“Literacy and numeracy are a key focus in all courses to support and develop offenders and help them seek employment, further training or education upon release."
Portland prison is a male prison with a capacity of over 500, the majority of whom are young offenders.
The range of courses include maths, English, carpentry, sports and active leisure, creative arts, art and aesign and home cooking.
Portland prison governor, Russ Trent, said: “This outstanding facility will help us achieve our ambition to deliver job-focused training in a safe but educational environment.”
The College was chosen in January to deliver education packages to thousands of prisoners in 13 institutions, employing around 300 staff, under the Offenders' Learning and Skills Service Phase 4 (OLASS 4) provision.
The focus of the successful bid, worth £10 million annually, was based around 'transformational learning' and raising aspirations – ensuring that an education package meets prisoners’ needs when they complete their sentence.
The Weston College brand will appear in all South West prison educational facilities, including the College logo 'Creating Brighter Futures', and all prisoners signing up for courses will be official Weston College students.
Dr Paul Phillips and members of Weston College’s senior management team had visited the prisons to find out how current education provision works and gauge how prisoners feel about post-release prospects.
He added: “The majority of prisoners want to engage in learning but it has to be purposeful and induction at prison level is crucial, as is the need to maintain support when prisoners are about to be released.
"This new secure College is a huge step in that right direction."
Peggy Tovey, Weston College's Deputy Principal, is responsible for the implementation of OLASS 4 in the South West on a day-to-day basis.
She said: “OLASS 4 is a challenging, rewarding contract. This secure College is part of this and our aim is to see a new generation of prisoners turn around their lives after taking up courses we offer.
"Raising the aspirations of the learners and linking with businesses will strengthen the opportunities for employment once the learners are released.”
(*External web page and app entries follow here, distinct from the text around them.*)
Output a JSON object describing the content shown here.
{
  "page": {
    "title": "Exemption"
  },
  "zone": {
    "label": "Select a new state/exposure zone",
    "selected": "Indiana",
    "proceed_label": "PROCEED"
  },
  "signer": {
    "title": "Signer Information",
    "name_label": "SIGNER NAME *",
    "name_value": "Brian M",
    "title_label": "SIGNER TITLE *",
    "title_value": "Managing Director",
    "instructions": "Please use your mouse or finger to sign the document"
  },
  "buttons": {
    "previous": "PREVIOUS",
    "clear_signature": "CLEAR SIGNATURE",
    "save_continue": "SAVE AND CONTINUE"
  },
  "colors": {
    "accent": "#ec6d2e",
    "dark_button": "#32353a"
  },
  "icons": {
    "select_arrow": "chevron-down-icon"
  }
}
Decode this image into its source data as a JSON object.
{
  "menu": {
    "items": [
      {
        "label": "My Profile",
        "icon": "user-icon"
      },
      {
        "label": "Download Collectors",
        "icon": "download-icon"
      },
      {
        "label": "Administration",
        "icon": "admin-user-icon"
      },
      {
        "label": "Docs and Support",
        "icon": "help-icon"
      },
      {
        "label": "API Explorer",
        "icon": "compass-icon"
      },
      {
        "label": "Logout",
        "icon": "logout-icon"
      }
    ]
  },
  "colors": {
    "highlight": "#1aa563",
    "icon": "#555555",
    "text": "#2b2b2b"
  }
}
As well as providing educational facilities under the Weston College brand, a key aim is to engage employers large and small to find work for ex-offenders and those out on licence.